United Airlines offers pilots a month off as coronavirus prompts flight cuts
United Airlines first new livery Boeing 737-800 sits at a gate after arriving at O’Hare International Airport in Chicago, Illinois, U.S., June 5, 2019.
United Airlines is offering pilots to take a month off at reduced pay, according to a union memo sent on Friday, a measure that follows flight cuts due to the spread of coronavirus.
United on Friday announced service reductions throughout Asia because of the illness, which has sickened more than 83,000 people.
The Chicago-based carrier has more service to Asia than any other U.S. airline. United earlier this week pulled its full-year guidance because of the outbreak and said demand to China collapsed entirely and fell by 75% in the rest of the airline’s Asia network. United also on Friday announced it would postpone its investor day, which was scheduled for next Thursday.
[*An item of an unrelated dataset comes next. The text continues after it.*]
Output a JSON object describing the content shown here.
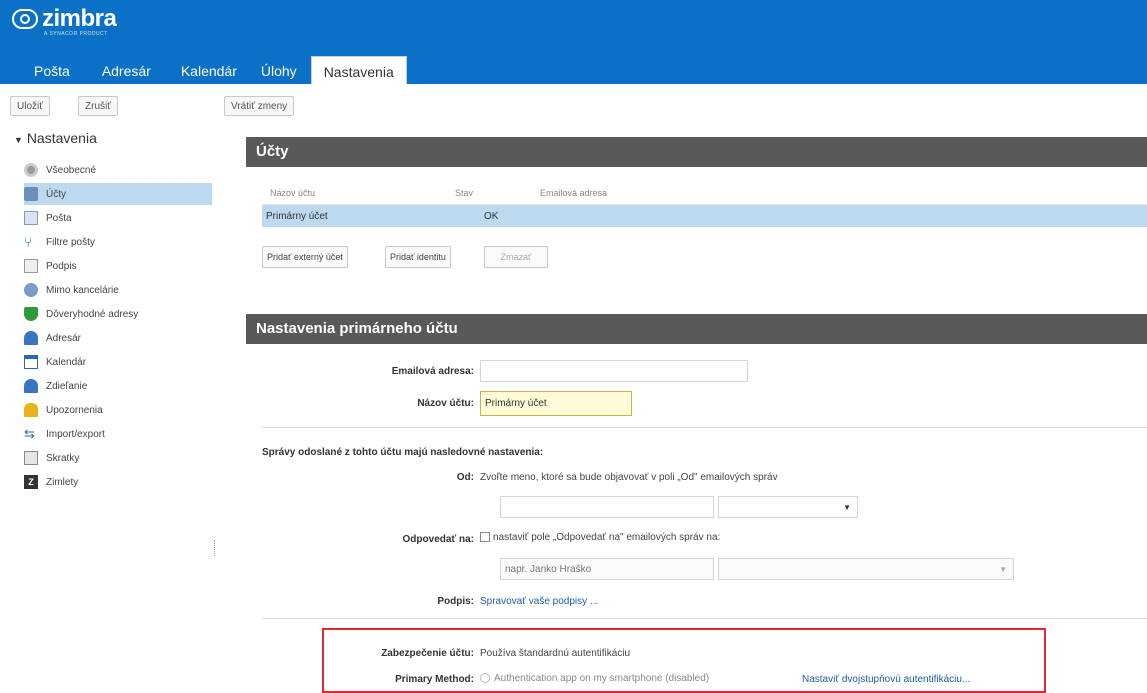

United is now offering some widebody pilots a month off in April at the pay rate for 50 hours a month, lower than the roughly 80 hours pilots normally work, wrote Todd Insler, a United captain and chairman of the United branch of the Air Line Pilots Association, in a note to union members.
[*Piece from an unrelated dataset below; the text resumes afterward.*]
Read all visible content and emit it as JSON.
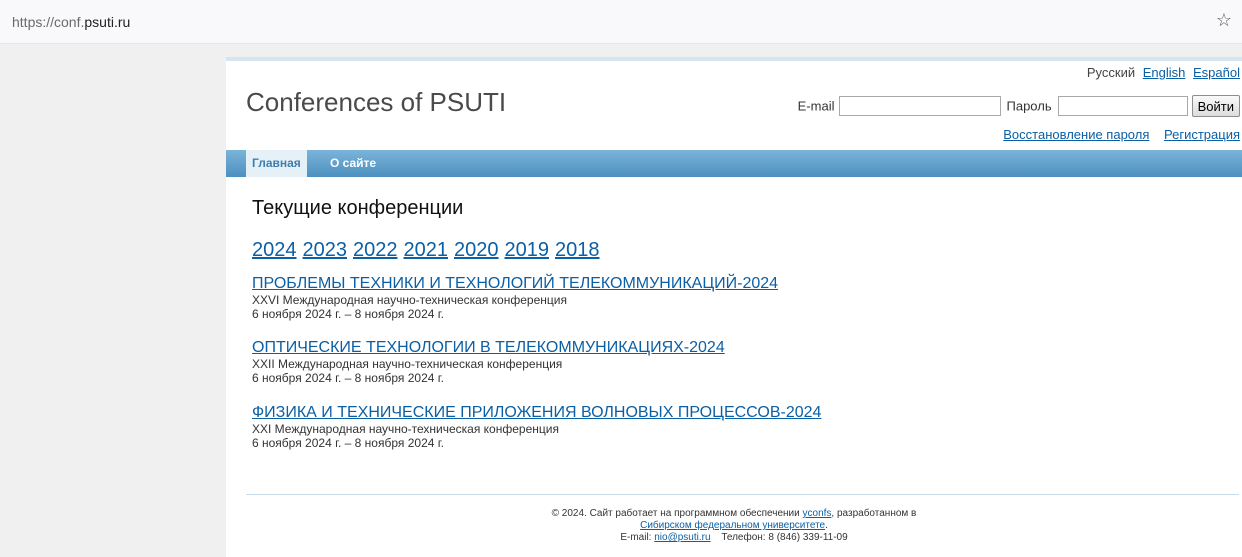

“The reductions in block hours has resulted in lower line values and fewer flying opportunities in some fleets,” he said. “We are preparing for the possibility of further reductions to our schedules as the virus spreads.
United did not immediately respond to a request for comment.
The virus is threatening to end a boom in air travel that helped propel U.S. airlines to a decade of profitability. Airline stocks fell more sharply than the broader market as corporations pulled back on business travel raising concerns about a broader slowdown in demand.
“As of now, there has been no impact on our negotiating strategy or timeline,” Insler told pilots in his note. “During negotiations both sides always keep economic cycles and external events in mind. Our goal remains ensuring we have a robust contract that protects our pilots throughout their careers in all economic cycles.”